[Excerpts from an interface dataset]
______________________________
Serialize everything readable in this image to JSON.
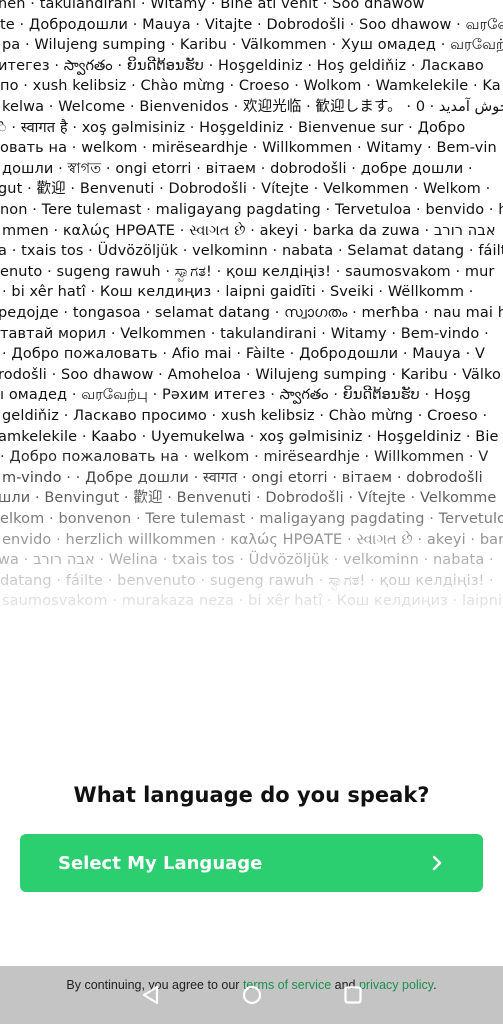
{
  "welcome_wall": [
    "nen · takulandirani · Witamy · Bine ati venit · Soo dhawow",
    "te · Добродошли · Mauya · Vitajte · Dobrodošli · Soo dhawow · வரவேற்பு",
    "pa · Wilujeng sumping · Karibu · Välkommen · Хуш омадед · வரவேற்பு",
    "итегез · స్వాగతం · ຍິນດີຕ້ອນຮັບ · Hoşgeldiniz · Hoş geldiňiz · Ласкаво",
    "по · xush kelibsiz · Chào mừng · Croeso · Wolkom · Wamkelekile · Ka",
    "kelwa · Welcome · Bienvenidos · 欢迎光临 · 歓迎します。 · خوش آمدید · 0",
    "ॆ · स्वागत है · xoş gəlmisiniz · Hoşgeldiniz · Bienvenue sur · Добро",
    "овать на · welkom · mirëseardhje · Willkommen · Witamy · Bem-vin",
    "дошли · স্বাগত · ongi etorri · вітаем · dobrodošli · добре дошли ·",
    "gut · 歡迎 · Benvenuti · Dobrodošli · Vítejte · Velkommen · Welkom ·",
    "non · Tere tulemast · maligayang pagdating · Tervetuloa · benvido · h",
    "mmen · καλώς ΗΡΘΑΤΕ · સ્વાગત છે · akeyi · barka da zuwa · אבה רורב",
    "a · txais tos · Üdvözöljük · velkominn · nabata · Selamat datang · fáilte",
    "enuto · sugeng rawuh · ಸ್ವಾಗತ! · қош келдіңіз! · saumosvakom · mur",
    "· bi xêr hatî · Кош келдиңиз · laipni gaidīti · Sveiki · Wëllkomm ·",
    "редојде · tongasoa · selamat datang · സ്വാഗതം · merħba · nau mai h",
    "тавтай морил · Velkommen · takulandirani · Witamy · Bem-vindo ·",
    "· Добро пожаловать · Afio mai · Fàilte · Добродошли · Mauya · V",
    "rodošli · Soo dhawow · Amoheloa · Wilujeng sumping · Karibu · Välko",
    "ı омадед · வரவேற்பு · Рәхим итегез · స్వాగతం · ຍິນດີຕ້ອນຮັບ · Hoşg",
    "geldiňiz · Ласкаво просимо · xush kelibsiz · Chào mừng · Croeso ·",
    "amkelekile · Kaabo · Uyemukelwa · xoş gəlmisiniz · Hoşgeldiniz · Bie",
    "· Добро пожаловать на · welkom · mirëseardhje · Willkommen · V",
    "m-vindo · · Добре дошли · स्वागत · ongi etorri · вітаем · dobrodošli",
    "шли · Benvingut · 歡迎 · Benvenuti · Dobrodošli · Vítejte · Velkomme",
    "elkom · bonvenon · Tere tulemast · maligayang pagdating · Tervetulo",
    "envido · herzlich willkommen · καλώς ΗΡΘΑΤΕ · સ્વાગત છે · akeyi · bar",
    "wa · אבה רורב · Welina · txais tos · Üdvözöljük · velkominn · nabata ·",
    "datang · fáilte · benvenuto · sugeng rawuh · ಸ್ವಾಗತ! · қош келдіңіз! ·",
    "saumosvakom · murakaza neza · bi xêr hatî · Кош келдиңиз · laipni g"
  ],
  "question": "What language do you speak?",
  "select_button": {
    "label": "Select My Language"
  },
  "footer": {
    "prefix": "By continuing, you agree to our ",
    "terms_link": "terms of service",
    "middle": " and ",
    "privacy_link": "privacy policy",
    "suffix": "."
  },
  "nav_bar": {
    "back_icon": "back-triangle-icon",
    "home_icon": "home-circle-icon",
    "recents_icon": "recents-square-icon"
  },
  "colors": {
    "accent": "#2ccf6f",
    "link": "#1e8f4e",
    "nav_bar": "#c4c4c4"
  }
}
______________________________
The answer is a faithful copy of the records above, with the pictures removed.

## SOLUTION TO THIS PROBLEM
Serialize everything readable in this image to JSON.
{
  "welcome_wall": [
    "nen · takulandirani · Witamy · Bine ati venit · Soo dhawow",
    "te · Добродошли · Mauya · Vitajte · Dobrodošli · Soo dhawow · வரவேற்பு",
    "pa · Wilujeng sumping · Karibu · Välkommen · Хуш омадед · வரவேற்பு",
    "итегез · స్వాగతం · ຍິນດີຕ້ອນຮັບ · Hoşgeldiniz · Hoş geldiňiz · Ласкаво",
    "по · xush kelibsiz · Chào mừng · Croeso · Wolkom · Wamkelekile · Ka",
    "kelwa · Welcome · Bienvenidos · 欢迎光临 · 歓迎します。 · خوش آمدید · 0",
    "ॆ · स्वागत है · xoş gəlmisiniz · Hoşgeldiniz · Bienvenue sur · Добро",
    "овать на · welkom · mirëseardhje · Willkommen · Witamy · Bem-vin",
    "дошли · স্বাগত · ongi etorri · вітаем · dobrodošli · добре дошли ·",
    "gut · 歡迎 · Benvenuti · Dobrodošli · Vítejte · Velkommen · Welkom ·",
    "non · Tere tulemast · maligayang pagdating · Tervetuloa · benvido · h",
    "mmen · καλώς ΗΡΘΑΤΕ · સ્વાગત છે · akeyi · barka da zuwa · אבה רורב",
    "a · txais tos · Üdvözöljük · velkominn · nabata · Selamat datang · fáilte",
    "enuto · sugeng rawuh · ಸ್ವಾಗತ! · қош келдіңіз! · saumosvakom · mur",
    "· bi xêr hatî · Кош келдиңиз · laipni gaidīti · Sveiki · Wëllkomm ·",
    "редојде · tongasoa · selamat datang · സ്വാഗതം · merħba · nau mai h",
    "тавтай морил · Velkommen · takulandirani · Witamy · Bem-vindo ·",
    "· Добро пожаловать · Afio mai · Fàilte · Добродошли · Mauya · V",
    "rodošli · Soo dhawow · Amoheloa · Wilujeng sumping · Karibu · Välko",
    "ı омадед · வரவேற்பு · Рәхим итегез · స్వాగతం · ຍິນດີຕ້ອນຮັບ · Hoşg",
    "geldiňiz · Ласкаво просимо · xush kelibsiz · Chào mừng · Croeso ·",
    "amkelekile · Kaabo · Uyemukelwa · xoş gəlmisiniz · Hoşgeldiniz · Bie",
    "· Добро пожаловать на · welkom · mirëseardhje · Willkommen · V",
    "m-vindo · · Добре дошли · स्वागत · ongi etorri · вітаем · dobrodošli",
    "шли · Benvingut · 歡迎 · Benvenuti · Dobrodošli · Vítejte · Velkomme",
    "elkom · bonvenon · Tere tulemast · maligayang pagdating · Tervetulo",
    "envido · herzlich willkommen · καλώς ΗΡΘΑΤΕ · સ્વાગત છે · akeyi · bar",
    "wa · אבה רורב · Welina · txais tos · Üdvözöljük · velkominn · nabata ·",
    "datang · fáilte · benvenuto · sugeng rawuh · ಸ್ವಾಗತ! · қош келдіңіз! ·",
    "saumosvakom · murakaza neza · bi xêr hatî · Кош келдиңиз · laipni g"
  ],
  "question": "What language do you speak?",
  "select_button": {
    "label": "Select My Language"
  },
  "footer": {
    "prefix": "By continuing, you agree to our ",
    "terms_link": "terms of service",
    "middle": " and ",
    "privacy_link": "privacy policy",
    "suffix": "."
  },
  "nav_bar": {
    "back_icon": "back-triangle-icon",
    "home_icon": "home-circle-icon",
    "recents_icon": "recents-square-icon"
  },
  "colors": {
    "accent": "#2ccf6f",
    "link": "#1e8f4e",
    "nav_bar": "#c4c4c4"
  }
}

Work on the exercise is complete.